Wednesday, June 8, 2016

We are Berliners now!

It took me 3 days to adjust to the climate and getting over jet lag so that I'm only starting this year's exchange experience here today. Hubby slept it off for almost 36 hours.
The weather is only beautiful, around 80 degrees with a welcome breeze. We had a few little adventures already in between our napping bouts, but here's about the apartment first.

 It's in a very nice area on the high-end outskirts in Berlin, a maisonette --which should have forewarned me that steps are involved. Not a problem; they keep you fit and all that. But dragging about 250 pounds of luggage up 46 steps almost broke our backs. As I learned on my latest trip to Germany recently, taxi drivers aren't obliged to lift your bags in or out of the car anymore. Must be new union regulations. And our female taxi driver certainly had no inkling to help. She clutched her card machine for payment while hubby and lifted the bags out of the huge van. Then we saw the steps. Somehow I had not realized we were on the 4th floor.
The circular stair case to the upper floor that has a wrap around terrace the size of most Irish flats totally took the wind out of us. No wonder we collapsed. We wonder can you hire a man to carry suitcases up or down the stairs into a car for you? There should be an app for that!

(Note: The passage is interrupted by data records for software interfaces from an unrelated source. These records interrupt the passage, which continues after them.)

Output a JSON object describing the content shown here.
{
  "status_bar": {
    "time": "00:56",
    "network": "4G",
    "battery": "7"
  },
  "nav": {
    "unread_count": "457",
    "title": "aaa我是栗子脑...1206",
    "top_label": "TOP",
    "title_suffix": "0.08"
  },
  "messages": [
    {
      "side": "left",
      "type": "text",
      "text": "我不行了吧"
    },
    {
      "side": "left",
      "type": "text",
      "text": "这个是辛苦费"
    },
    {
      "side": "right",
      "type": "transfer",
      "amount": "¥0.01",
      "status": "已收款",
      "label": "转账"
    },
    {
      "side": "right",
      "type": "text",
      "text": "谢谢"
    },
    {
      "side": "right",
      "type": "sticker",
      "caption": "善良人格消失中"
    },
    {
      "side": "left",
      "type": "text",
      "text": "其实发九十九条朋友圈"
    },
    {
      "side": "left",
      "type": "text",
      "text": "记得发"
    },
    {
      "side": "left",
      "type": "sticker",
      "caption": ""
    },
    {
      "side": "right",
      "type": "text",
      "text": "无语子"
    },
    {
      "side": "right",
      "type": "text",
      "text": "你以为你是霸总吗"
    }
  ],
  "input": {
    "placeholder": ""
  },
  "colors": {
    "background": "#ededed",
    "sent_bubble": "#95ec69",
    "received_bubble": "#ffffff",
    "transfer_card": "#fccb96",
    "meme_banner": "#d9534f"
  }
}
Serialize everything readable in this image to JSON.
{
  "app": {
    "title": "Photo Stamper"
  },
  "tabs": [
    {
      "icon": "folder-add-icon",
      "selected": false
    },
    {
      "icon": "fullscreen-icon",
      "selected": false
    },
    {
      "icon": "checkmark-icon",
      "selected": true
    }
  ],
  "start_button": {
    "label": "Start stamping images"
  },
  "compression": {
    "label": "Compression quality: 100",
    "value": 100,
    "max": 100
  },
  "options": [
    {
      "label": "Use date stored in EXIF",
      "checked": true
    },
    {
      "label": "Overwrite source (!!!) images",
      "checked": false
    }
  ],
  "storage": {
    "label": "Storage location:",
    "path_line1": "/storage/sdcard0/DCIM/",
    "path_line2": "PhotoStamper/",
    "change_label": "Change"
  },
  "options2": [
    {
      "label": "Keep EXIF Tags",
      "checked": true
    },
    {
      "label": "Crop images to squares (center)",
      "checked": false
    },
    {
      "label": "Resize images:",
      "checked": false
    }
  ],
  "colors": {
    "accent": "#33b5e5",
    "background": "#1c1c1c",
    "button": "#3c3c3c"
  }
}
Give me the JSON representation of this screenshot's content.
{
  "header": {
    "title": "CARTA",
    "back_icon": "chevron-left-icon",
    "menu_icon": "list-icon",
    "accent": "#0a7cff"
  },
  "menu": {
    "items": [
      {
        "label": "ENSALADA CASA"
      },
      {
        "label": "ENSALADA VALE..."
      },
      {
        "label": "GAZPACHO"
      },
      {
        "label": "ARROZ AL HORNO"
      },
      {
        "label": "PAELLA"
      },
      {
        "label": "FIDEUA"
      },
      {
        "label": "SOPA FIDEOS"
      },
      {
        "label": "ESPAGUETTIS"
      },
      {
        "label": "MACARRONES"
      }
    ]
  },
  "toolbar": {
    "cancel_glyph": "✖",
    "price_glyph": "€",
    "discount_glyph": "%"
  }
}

We haven't unpacked yet.
Two nice terraces with lovely views await us for breakfast and other meals.Mega parties could be and were hosted here, I'm sure.
Computer is giving me a tough time rotating the pics. Sorry about that! I'm working on it.

Friday, June 3, 2016

Are You Packed yet?

Hairdresser, car wash, laundry, shopping groceries for our exchange partners on their first night.
The list seems endless, I should say seemed endless.Now there is an end in sight: Tomorrow is the due date. By then, by hook or by crook, we have to get out of here. The lawn men came early enough to get us jump into action.

Where does this expression come from:Are you packed yet? Obviously, I won't be packed myself but our stuff. As a native German I'm asking: Shouldn't it be "Have you packed yet?" grammatically? And why does this question annoy me every time? Maybe because of a guilty feeling? But we're entering philosophical territory here and you are looking for nice pictures and anecdotes; even the nitty gritty, be honest- some juicy tidbits of what goes wrong. Or am I wrong?

Germany, here we come! No more rain and flooding, please!